* Problem details *
Filter the records down to the lines that hold the word "тапсырма", and copy each of those lines.

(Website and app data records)
------------------------

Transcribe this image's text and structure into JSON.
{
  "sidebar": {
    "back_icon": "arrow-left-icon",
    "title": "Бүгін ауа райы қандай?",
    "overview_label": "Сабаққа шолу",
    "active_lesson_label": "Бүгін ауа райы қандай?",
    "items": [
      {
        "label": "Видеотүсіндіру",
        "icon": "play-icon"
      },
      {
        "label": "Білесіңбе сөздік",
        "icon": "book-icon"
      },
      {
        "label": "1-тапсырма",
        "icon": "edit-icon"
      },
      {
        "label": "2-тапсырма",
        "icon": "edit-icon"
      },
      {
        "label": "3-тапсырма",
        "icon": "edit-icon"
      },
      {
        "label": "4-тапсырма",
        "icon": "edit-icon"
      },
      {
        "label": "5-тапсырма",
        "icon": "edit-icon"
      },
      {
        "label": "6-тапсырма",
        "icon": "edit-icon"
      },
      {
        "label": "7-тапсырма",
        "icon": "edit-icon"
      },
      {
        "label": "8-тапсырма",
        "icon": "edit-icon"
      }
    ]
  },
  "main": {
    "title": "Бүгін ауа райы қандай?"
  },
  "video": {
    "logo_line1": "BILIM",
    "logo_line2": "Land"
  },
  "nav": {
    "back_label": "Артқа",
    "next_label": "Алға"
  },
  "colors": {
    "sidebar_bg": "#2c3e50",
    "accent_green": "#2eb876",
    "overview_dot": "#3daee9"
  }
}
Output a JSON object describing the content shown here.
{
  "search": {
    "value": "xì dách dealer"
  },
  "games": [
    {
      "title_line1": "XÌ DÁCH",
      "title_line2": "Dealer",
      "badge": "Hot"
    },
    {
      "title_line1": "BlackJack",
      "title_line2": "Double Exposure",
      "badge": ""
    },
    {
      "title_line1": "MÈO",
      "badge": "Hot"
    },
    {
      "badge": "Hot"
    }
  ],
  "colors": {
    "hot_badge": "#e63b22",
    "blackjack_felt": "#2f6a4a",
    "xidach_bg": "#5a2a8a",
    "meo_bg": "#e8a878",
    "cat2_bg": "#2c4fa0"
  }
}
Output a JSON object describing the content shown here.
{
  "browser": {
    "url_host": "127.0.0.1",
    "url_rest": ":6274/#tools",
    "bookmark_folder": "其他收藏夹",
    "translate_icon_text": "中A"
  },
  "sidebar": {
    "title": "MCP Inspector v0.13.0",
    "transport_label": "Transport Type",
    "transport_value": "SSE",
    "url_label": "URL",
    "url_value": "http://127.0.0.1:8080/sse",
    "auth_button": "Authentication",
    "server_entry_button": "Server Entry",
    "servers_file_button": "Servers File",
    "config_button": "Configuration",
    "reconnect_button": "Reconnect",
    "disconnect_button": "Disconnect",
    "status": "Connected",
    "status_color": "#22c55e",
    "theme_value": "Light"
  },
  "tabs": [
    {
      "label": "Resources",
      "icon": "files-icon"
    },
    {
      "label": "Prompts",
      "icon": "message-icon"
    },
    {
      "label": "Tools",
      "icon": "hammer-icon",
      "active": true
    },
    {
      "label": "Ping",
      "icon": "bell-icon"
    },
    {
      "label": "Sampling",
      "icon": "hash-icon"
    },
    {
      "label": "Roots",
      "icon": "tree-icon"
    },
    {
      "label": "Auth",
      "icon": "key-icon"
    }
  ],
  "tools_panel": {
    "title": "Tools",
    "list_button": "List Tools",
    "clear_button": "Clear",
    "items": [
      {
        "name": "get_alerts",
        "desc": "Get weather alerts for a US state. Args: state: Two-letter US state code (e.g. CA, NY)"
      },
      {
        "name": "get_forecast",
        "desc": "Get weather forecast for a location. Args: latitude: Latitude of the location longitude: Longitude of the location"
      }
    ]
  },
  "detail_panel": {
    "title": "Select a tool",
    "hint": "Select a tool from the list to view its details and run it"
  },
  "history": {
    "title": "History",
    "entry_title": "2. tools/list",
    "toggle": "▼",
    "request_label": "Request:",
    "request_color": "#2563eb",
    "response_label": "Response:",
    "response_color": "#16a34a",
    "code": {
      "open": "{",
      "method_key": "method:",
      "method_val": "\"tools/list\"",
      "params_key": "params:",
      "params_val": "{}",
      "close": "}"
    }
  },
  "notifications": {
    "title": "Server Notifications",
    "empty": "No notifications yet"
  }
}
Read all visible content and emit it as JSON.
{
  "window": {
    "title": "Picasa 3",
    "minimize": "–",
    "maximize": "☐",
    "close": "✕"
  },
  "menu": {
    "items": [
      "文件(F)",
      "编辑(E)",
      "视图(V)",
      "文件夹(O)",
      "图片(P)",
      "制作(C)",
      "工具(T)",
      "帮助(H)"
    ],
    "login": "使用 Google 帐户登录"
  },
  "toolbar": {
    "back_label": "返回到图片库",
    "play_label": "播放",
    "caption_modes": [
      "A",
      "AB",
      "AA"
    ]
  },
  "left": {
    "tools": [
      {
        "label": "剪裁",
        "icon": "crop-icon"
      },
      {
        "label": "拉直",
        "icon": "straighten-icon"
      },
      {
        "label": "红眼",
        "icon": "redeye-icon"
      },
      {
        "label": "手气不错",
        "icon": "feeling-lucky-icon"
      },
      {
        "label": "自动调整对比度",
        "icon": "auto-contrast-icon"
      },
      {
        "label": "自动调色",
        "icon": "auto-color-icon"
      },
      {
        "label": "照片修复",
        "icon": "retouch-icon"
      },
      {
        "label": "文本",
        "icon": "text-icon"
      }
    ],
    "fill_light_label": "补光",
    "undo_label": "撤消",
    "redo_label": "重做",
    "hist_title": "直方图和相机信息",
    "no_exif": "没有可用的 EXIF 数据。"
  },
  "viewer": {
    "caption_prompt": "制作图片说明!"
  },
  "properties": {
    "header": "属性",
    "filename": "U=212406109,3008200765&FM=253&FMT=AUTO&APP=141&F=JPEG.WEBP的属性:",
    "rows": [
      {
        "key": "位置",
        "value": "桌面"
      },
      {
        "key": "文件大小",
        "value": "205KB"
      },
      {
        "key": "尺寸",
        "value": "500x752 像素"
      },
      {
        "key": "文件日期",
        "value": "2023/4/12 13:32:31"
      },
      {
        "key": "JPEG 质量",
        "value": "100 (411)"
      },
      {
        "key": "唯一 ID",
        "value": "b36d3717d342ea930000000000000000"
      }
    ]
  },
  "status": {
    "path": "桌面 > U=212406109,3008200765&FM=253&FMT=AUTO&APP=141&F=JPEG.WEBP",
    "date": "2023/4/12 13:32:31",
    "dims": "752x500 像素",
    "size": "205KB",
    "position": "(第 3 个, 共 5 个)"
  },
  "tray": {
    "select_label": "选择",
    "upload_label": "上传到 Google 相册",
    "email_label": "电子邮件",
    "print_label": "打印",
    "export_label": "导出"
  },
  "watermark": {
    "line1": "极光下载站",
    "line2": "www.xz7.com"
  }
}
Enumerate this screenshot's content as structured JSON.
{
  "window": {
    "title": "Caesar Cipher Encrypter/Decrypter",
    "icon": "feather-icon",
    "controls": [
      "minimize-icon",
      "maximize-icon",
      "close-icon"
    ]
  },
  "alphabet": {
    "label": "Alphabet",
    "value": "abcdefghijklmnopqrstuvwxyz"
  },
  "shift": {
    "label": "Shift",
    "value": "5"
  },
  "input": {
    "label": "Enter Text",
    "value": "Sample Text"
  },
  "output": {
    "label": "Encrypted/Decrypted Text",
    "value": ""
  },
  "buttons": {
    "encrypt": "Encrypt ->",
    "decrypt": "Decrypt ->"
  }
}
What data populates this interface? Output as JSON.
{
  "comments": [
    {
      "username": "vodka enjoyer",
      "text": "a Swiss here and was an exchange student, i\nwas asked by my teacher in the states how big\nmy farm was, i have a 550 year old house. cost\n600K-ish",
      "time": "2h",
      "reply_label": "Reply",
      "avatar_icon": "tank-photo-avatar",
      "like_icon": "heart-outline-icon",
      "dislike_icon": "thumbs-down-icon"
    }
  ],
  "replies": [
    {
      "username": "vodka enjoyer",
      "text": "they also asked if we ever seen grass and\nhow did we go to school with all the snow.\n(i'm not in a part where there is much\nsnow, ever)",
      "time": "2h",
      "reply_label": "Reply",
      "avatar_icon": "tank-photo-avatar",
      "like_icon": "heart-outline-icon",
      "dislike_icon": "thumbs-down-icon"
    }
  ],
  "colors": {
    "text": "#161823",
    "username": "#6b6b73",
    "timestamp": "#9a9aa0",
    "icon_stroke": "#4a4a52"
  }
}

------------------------

* Completed exercise *
        "label": "1-тапсырма",
        "label": "2-тапсырма",
        "label": "3-тапсырма",
        "label": "4-тапсырма",
        "label": "5-тапсырма",
        "label": "6-тапсырма",
        "label": "7-тапсырма",
        "label": "8-тапсырма",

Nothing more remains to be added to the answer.